### Data records
______________________________

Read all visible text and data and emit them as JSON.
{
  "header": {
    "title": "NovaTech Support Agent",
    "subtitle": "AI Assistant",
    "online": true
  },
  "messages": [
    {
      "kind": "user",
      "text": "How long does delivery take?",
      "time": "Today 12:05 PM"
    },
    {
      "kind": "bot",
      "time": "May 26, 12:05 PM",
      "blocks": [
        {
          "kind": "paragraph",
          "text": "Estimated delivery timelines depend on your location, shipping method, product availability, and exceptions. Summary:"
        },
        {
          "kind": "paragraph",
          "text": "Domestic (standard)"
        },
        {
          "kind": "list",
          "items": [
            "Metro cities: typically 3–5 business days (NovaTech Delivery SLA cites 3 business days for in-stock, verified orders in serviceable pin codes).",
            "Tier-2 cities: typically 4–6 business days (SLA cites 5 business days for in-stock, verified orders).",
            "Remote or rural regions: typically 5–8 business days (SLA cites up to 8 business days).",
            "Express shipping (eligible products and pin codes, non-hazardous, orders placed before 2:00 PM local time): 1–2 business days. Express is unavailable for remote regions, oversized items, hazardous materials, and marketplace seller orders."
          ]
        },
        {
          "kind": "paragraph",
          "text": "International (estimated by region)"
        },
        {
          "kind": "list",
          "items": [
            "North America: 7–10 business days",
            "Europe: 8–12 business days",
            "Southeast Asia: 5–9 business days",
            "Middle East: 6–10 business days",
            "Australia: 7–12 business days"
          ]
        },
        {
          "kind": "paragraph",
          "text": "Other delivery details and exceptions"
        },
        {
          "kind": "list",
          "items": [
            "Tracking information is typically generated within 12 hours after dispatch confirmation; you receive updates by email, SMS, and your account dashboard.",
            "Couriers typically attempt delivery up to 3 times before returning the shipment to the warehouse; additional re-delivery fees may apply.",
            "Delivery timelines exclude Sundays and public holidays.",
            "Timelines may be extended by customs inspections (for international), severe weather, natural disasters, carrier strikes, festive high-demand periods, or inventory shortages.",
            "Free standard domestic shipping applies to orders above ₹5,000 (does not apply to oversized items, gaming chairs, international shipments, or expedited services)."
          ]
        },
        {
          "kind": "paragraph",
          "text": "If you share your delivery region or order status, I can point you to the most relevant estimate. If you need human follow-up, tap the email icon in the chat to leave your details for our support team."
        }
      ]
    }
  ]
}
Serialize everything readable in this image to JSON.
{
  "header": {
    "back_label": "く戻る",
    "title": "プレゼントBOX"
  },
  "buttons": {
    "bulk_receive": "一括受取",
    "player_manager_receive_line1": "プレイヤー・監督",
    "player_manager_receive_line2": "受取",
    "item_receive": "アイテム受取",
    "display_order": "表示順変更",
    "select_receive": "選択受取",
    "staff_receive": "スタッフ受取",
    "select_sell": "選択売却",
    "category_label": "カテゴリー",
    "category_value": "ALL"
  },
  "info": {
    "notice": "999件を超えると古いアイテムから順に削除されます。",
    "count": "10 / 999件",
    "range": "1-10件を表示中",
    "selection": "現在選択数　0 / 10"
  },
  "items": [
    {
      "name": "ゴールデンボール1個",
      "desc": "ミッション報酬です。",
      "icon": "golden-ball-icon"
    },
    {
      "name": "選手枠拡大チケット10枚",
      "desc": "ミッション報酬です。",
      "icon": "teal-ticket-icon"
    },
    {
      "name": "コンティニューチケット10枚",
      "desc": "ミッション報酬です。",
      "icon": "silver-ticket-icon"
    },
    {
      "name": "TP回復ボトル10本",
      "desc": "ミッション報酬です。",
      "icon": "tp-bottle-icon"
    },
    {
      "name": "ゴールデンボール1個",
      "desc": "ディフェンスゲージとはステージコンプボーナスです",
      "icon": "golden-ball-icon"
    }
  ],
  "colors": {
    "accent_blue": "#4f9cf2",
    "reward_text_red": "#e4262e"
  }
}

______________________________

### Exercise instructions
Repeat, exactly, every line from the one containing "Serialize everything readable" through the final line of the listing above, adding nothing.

### Exercise answer
Serialize everything readable in this image to JSON.
{
  "header": {
    "back_label": "く戻る",
    "title": "プレゼントBOX"
  },
  "buttons": {
    "bulk_receive": "一括受取",
    "player_manager_receive_line1": "プレイヤー・監督",
    "player_manager_receive_line2": "受取",
    "item_receive": "アイテム受取",
    "display_order": "表示順変更",
    "select_receive": "選択受取",
    "staff_receive": "スタッフ受取",
    "select_sell": "選択売却",
    "category_label": "カテゴリー",
    "category_value": "ALL"
  },
  "info": {
    "notice": "999件を超えると古いアイテムから順に削除されます。",
    "count": "10 / 999件",
    "range": "1-10件を表示中",
    "selection": "現在選択数　0 / 10"
  },
  "items": [
    {
      "name": "ゴールデンボール1個",
      "desc": "ミッション報酬です。",
      "icon": "golden-ball-icon"
    },
    {
      "name": "選手枠拡大チケット10枚",
      "desc": "ミッション報酬です。",
      "icon": "teal-ticket-icon"
    },
    {
      "name": "コンティニューチケット10枚",
      "desc": "ミッション報酬です。",
      "icon": "silver-ticket-icon"
    },
    {
      "name": "TP回復ボトル10本",
      "desc": "ミッション報酬です。",
      "icon": "tp-bottle-icon"
    },
    {
      "name": "ゴールデンボール1個",
      "desc": "ディフェンスゲージとはステージコンプボーナスです",
      "icon": "golden-ball-icon"
    }
  ],
  "colors": {
    "accent_blue": "#4f9cf2",
    "reward_text_red": "#e4262e"
  }
}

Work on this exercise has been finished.